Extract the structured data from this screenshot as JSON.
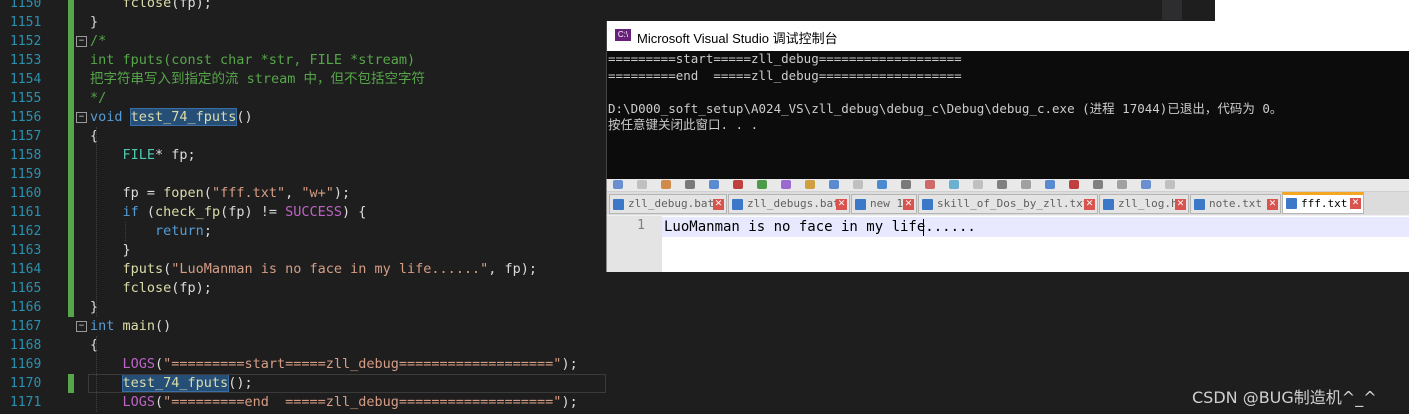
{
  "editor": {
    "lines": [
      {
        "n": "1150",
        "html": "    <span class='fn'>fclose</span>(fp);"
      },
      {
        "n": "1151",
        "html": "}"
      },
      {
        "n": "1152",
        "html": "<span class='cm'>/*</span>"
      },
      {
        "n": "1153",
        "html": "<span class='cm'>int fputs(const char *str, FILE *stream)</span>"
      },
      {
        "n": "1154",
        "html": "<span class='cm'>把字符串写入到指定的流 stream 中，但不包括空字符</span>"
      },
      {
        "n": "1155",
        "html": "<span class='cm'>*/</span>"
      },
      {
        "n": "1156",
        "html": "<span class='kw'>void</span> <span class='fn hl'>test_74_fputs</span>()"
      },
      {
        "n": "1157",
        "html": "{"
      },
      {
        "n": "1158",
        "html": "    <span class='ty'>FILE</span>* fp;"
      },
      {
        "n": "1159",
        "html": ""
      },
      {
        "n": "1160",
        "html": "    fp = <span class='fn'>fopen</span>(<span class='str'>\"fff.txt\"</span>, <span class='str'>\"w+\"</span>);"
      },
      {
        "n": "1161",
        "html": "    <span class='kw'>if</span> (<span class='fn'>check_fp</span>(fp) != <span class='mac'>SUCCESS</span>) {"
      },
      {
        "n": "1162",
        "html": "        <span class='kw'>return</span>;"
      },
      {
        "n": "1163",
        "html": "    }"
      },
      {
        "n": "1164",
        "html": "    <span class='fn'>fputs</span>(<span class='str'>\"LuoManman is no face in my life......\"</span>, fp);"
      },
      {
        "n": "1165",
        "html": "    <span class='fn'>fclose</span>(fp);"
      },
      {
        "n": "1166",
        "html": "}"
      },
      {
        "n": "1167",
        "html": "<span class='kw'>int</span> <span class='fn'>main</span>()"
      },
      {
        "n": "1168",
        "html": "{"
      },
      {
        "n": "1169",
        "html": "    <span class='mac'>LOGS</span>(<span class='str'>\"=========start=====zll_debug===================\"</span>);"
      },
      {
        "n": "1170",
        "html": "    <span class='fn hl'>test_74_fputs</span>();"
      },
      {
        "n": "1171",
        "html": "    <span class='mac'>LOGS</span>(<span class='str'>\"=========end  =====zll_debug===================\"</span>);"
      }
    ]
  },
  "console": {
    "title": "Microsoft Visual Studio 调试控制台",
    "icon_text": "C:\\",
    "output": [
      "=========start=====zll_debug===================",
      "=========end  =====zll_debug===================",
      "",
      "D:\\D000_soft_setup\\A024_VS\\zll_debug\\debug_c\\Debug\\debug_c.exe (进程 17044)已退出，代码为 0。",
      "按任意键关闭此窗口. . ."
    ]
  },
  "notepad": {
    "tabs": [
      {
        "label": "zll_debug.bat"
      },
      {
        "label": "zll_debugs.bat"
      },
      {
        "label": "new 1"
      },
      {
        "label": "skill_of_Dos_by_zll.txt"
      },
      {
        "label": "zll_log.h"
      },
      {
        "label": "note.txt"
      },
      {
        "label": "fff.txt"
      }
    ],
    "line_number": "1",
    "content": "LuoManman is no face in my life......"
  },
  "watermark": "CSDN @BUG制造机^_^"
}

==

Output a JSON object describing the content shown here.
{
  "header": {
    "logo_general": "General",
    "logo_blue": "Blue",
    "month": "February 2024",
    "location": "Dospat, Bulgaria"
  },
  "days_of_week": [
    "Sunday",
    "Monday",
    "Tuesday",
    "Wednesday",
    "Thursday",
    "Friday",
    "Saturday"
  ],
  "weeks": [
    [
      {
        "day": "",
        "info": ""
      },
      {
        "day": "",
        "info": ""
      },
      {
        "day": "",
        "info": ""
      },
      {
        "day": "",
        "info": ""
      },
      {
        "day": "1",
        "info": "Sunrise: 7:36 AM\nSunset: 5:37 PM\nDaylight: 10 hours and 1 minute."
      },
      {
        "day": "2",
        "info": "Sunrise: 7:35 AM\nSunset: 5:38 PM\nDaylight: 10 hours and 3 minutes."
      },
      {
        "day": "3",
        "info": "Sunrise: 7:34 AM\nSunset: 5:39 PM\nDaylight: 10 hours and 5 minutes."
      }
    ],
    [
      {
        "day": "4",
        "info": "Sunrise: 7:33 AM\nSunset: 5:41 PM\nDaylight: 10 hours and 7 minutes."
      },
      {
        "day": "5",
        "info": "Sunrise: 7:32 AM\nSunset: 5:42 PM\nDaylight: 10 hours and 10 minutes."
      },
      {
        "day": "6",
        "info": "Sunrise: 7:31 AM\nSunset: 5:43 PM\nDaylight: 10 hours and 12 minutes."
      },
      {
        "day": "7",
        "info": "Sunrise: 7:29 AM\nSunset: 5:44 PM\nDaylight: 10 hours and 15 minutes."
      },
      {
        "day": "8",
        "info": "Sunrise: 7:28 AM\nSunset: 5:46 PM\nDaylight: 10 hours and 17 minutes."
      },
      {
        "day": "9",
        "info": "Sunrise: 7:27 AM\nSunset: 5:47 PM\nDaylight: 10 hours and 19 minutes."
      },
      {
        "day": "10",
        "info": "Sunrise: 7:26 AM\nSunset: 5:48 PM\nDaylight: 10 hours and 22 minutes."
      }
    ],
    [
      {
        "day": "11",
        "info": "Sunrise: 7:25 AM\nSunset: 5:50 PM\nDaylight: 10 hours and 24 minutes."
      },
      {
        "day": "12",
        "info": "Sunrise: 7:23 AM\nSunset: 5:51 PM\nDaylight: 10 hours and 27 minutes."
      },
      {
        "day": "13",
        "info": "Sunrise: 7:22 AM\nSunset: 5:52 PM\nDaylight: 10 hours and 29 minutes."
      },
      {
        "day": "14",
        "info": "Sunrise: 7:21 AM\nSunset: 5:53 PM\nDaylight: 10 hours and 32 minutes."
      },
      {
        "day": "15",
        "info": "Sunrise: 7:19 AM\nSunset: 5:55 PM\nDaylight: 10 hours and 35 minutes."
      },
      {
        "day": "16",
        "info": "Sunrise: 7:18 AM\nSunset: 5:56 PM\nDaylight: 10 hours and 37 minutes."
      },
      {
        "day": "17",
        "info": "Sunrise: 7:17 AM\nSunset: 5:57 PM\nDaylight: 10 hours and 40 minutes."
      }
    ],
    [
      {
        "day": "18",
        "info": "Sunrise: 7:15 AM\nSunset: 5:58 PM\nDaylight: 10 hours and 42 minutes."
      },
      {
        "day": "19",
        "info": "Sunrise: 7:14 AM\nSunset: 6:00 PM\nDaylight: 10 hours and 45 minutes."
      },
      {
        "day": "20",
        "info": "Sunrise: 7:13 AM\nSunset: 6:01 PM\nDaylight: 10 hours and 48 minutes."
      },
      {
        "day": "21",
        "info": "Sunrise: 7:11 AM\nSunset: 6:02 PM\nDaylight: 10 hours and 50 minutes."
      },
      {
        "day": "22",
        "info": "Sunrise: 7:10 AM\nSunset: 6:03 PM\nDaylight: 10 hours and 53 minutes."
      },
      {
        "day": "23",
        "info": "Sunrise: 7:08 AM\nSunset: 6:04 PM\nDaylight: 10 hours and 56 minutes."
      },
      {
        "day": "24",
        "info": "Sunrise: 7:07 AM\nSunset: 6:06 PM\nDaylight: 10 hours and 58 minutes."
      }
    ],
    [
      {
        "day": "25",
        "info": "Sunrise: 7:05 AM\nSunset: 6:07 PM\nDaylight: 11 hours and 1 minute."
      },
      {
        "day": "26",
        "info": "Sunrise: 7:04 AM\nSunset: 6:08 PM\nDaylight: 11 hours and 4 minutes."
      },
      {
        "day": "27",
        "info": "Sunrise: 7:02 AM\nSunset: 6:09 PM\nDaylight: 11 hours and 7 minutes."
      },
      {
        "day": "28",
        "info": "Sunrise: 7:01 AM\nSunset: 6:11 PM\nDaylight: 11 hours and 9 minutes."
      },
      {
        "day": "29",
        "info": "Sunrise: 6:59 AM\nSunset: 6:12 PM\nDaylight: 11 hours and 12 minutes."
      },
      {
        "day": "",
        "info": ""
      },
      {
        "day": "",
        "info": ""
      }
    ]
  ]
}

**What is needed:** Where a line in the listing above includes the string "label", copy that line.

**Solved exercise:**
        "label": "zll_debug.bat"
        "label": "zll_debugs.bat"
        "label": "new 1"
        "label": "skill_of_Dos_by_zll.txt"
        "label": "zll_log.h"
        "label": "note.txt"
        "label": "fff.txt"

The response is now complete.